“Lucy,” directed and written by Boise State alum Chaz Gentry, is a short film exploring the human limits. How far will this man go to pursue his love interest, when her first date suggestion is digging up a body?
“I was having a conversation with a friend about digging up graves, literally, and seeing how far we could go without getting in trouble,” Gentry said.
Though Gentry came to the conclusion that it wasn’t worth the trouble, he wrote a poem about it instead, where he had no boundaries.
“The poem was so visual that I almost felt dedicated to turn it into a movie,” Gentry said.
The SVFF held a kick-off event at the Stueckle Sky Center on Feb. 27 to celebrate and announce their new partnership with Boise State.
Every year the festival hosts Coffee Talks described by Candice Pate, director of the SVFF for the past two years as “the crown jewel of the festival.”
The Coffee Talks happen every morning of the festival at around 10 a.m. and go for about an hour, where a prominent figure from the festival will sit down and chat with all who attend.
“Really engaging, intimate conversations, fascinating stuff,” Pate said about the Coffee Talks.

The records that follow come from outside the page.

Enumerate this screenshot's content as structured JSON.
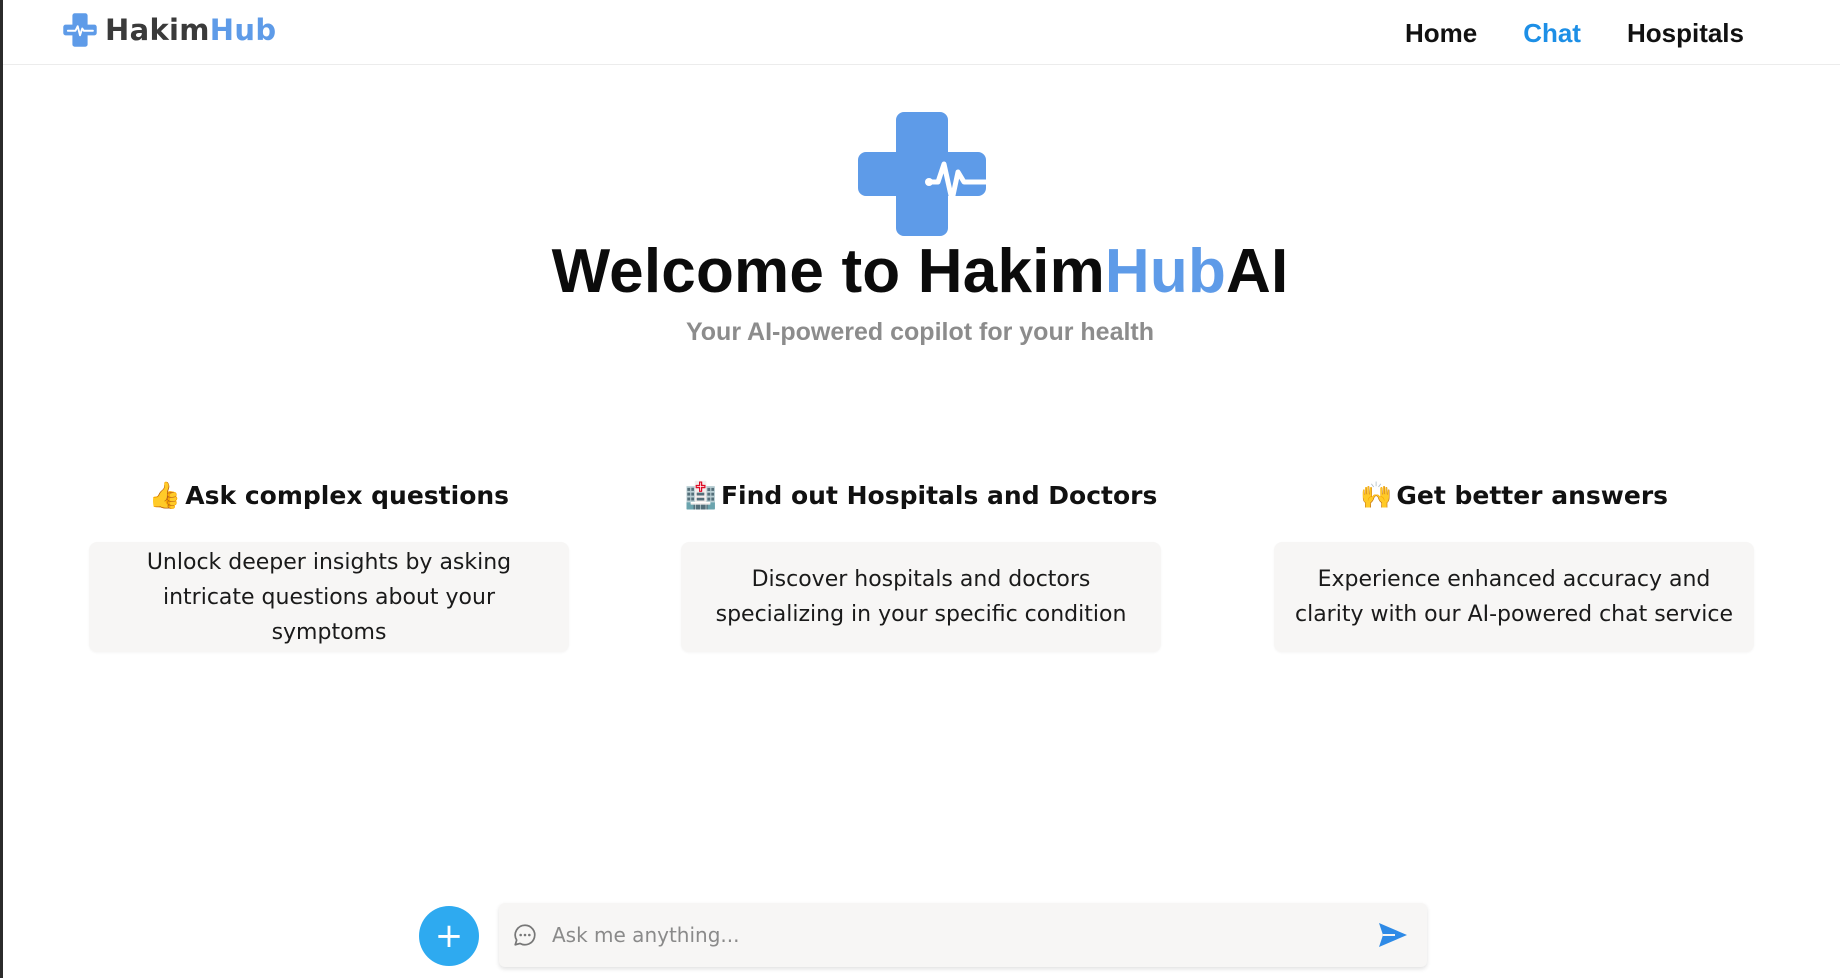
{
  "brand": {
    "name_primary": "Hakim",
    "name_accent": "Hub",
    "logo_icon": "medical-cross-heartbeat-icon",
    "accent_color": "#5e9be8"
  },
  "nav": {
    "items": [
      {
        "label": "Home",
        "active": false
      },
      {
        "label": "Chat",
        "active": true
      },
      {
        "label": "Hospitals",
        "active": false
      }
    ],
    "active_color": "#1d8fe6"
  },
  "hero": {
    "title_primary": "Welcome to Hakim",
    "title_accent": "Hub",
    "title_suffix": "AI",
    "subtitle": "Your AI-powered copilot for your health"
  },
  "features": [
    {
      "emoji": "👍",
      "icon": "thumbs-up-icon",
      "title": "Ask complex questions",
      "description": "Unlock deeper insights by asking intricate questions about your symptoms"
    },
    {
      "emoji": "🏥",
      "icon": "hospital-icon",
      "title": "Find out Hospitals and Doctors",
      "description": "Discover hospitals and doctors specializing in your specific condition"
    },
    {
      "emoji": "🙌",
      "icon": "raised-hands-icon",
      "title": "Get better answers",
      "description": "Experience enhanced accuracy and clarity with our AI-powered chat service"
    }
  ],
  "chat": {
    "add_label": "+",
    "placeholder": "Ask me anything...",
    "value": "",
    "add_button_color": "#2eaaf0",
    "send_color": "#2e8ae6"
  }
}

Last year Jodie Foster held one of the talks, and this year Kevin Smith will be at the Coffee Talk Sunday morning to celebrate the 20th anniversary of his film “Clerks.” And the best part is that they are free and open to the public.
As part of their new partnership, Boise State is sponsoring the Coffee Talks this year.
Mark Rudin, vice president of Research and Economic Development, thought it was important to reach out to the SVFF.
“I think it forms a great opportunity for students to be able to be exposed to different films,” Rudin said. “We do have students that are in the periphery of film.”
Rudin was looking for a way to encourage students to get out and attend the festival.
“Plus some of these filmmakers that are showing films are Boise State alums,” Rudin said.
One group of Boise State alums will be showing off their film “Damn Thing,” an adaptation piece from a novel by Ambrose Bierce dating to the Civil War era. The film was worked on by Rory Patterson, Jake Kuwana, Cory Buscher and Jesse Cordtz, all Boise State alums.
Patterson, Kuwana, and Buscher have even created their own production company, Tick Tock Media.
Cordtz, who directed the film, graduated from Boise State in 2005 with a communication degree. He began his career in photography and radio, before he began working in film.
“They were teaching you the market that’s here,” Cordtz said on his education at Boise State. “And the market that’s here is news, photography, broadcast journalism sort of work. I don’t think that film production was necessarily ever a big interest for the communication department, because there wasn’t the industry here.”
Cordtz has had a film show at SVFF every year since its creation. He was also an adjunct professor at Boise State for four years, teaching 3D animation and video production. Cordtz finds that the Idaho film industry is still in its infancy.
“I think that there was a large push, a decade ago, to bring Hollywood here, which ultimately showed to be the wrong approach, because there is no domestic industry at all,” Cordtz said. “I feel like now, there’s been a refocus to grow the domestic, local industry first. In ten years it will be a whole new world.”